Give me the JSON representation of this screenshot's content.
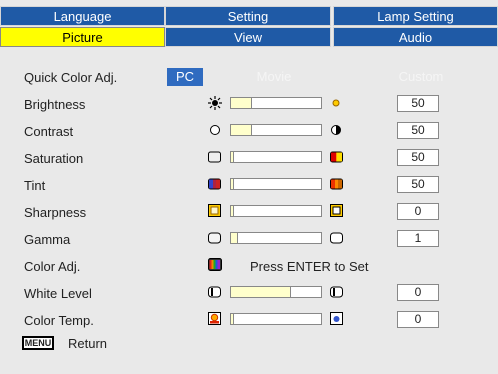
{
  "tabs_top": [
    "Language",
    "Setting",
    "Lamp Setting"
  ],
  "tabs_bottom": [
    "Picture",
    "View",
    "Audio"
  ],
  "quick_color": {
    "label": "Quick Color Adj.",
    "modes": [
      "PC",
      "Movie",
      "Custom"
    ],
    "selected": "PC"
  },
  "rows": [
    {
      "label": "Brightness",
      "value": "50",
      "level": 0.22
    },
    {
      "label": "Contrast",
      "value": "50",
      "level": 0.22
    },
    {
      "label": "Saturation",
      "value": "50",
      "level": 0.0
    },
    {
      "label": "Tint",
      "value": "50",
      "level": 0.0
    },
    {
      "label": "Sharpness",
      "value": "0",
      "level": 0.0
    },
    {
      "label": "Gamma",
      "value": "1",
      "level": 0.07
    }
  ],
  "color_adj": {
    "label": "Color Adj.",
    "hint": "Press ENTER to Set"
  },
  "white_level": {
    "label": "White Level",
    "value": "0",
    "level": 0.65
  },
  "color_temp": {
    "label": "Color Temp.",
    "value": "0",
    "level": 0.0
  },
  "footer": {
    "menu_key": "MENU",
    "return_label": "Return"
  },
  "colors": {
    "tab_blue": "#1f5aa6",
    "active_tab": "#ffff00",
    "mode_selected": "#2f6bc0",
    "background": "#e9e9e9"
  }
}
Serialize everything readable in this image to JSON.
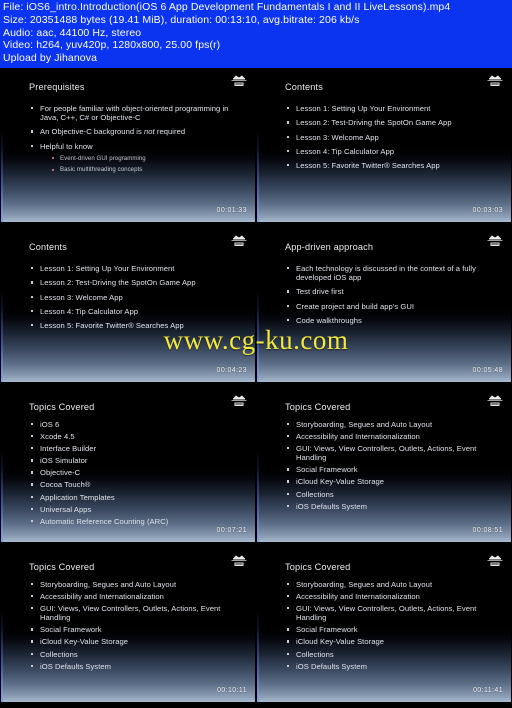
{
  "header": {
    "lines": [
      "File: iOS6_intro.Introduction(iOS 6 App Development Fundamentals I and II LiveLessons).mp4",
      "Size: 20351488 bytes (19.41 MiB), duration: 00:13:10, avg.bitrate: 206 kb/s",
      "Audio: aac, 44100 Hz, stereo",
      "Video: h264, yuv420p, 1280x800, 25.00 fps(r)",
      "Upload by Jihanova"
    ],
    "background_color": "#0a34ef",
    "text_color": "#ffffff"
  },
  "watermark": {
    "text": "www.cg-ku.com",
    "color": "#f2e93c"
  },
  "logo": {
    "name": "deitel-logo"
  },
  "thumbnails": [
    {
      "title": "Prerequisites",
      "timestamp": "00:01:33",
      "bullets": [
        {
          "text": "For people familiar with object-oriented programming in Java, C++, C# or Objective-C"
        },
        {
          "text": "An Objective-C background is not required"
        },
        {
          "text": "Helpful to know",
          "sub": [
            "Event-driven GUI programming",
            "Basic multithreading concepts"
          ]
        }
      ]
    },
    {
      "title": "Contents",
      "timestamp": "00:03:03",
      "bullets": [
        {
          "text": "Lesson 1: Setting Up Your Environment"
        },
        {
          "text": "Lesson 2: Test-Driving the SpotOn Game App"
        },
        {
          "text": "Lesson 3: Welcome App"
        },
        {
          "text": "Lesson 4: Tip Calculator App"
        },
        {
          "text": "Lesson 5: Favorite Twitter® Searches App"
        }
      ]
    },
    {
      "title": "Contents",
      "timestamp": "00:04:23",
      "bullets": [
        {
          "text": "Lesson 1: Setting Up Your Environment"
        },
        {
          "text": "Lesson 2: Test-Driving the SpotOn Game App"
        },
        {
          "text": "Lesson 3: Welcome App"
        },
        {
          "text": "Lesson 4: Tip Calculator App"
        },
        {
          "text": "Lesson 5: Favorite Twitter® Searches App"
        }
      ]
    },
    {
      "title": "App-driven approach",
      "timestamp": "00:05:48",
      "bullets": [
        {
          "text": "Each technology is discussed in the context of a fully developed iOS app"
        },
        {
          "text": "Test drive first"
        },
        {
          "text": "Create project and build app’s GUI"
        },
        {
          "text": "Code walkthroughs"
        }
      ]
    },
    {
      "title": "Topics Covered",
      "timestamp": "00:07:21",
      "bullets": [
        {
          "text": "iOS 6"
        },
        {
          "text": "Xcode 4.5"
        },
        {
          "text": "Interface Builder"
        },
        {
          "text": "iOS Simulator"
        },
        {
          "text": "Objective-C"
        },
        {
          "text": "Cocoa Touch®"
        },
        {
          "text": "Application Templates"
        },
        {
          "text": "Universal Apps"
        },
        {
          "text": "Automatic Reference Counting (ARC)"
        }
      ]
    },
    {
      "title": "Topics Covered",
      "timestamp": "00:08:51",
      "bullets": [
        {
          "text": "Storyboarding, Segues and Auto Layout"
        },
        {
          "text": "Accessibility and Internationalization"
        },
        {
          "text": "GUI: Views, View Controllers, Outlets, Actions, Event Handling"
        },
        {
          "text": "Social Framework"
        },
        {
          "text": "iCloud Key-Value Storage"
        },
        {
          "text": "Collections"
        },
        {
          "text": "iOS Defaults System"
        }
      ]
    },
    {
      "title": "Topics Covered",
      "timestamp": "00:10:11",
      "bullets": [
        {
          "text": "Storyboarding, Segues and Auto Layout"
        },
        {
          "text": "Accessibility and Internationalization"
        },
        {
          "text": "GUI: Views, View Controllers, Outlets, Actions, Event Handling"
        },
        {
          "text": "Social Framework"
        },
        {
          "text": "iCloud Key-Value Storage"
        },
        {
          "text": "Collections"
        },
        {
          "text": "iOS Defaults System"
        }
      ]
    },
    {
      "title": "Topics Covered",
      "timestamp": "00:11:41",
      "bullets": [
        {
          "text": "Storyboarding, Segues and Auto Layout"
        },
        {
          "text": "Accessibility and Internationalization"
        },
        {
          "text": "GUI: Views, View Controllers, Outlets, Actions, Event Handling"
        },
        {
          "text": "Social Framework"
        },
        {
          "text": "iCloud Key-Value Storage"
        },
        {
          "text": "Collections"
        },
        {
          "text": "iOS Defaults System"
        }
      ]
    }
  ]
}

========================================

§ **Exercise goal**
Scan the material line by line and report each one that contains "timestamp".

§ **Expected answer**
      "timestamp": "00:01:33",
      "timestamp": "00:03:03",
      "timestamp": "00:04:23",
      "timestamp": "00:05:48",
      "timestamp": "00:07:21",
      "timestamp": "00:08:51",
      "timestamp": "00:10:11",
      "timestamp": "00:11:41",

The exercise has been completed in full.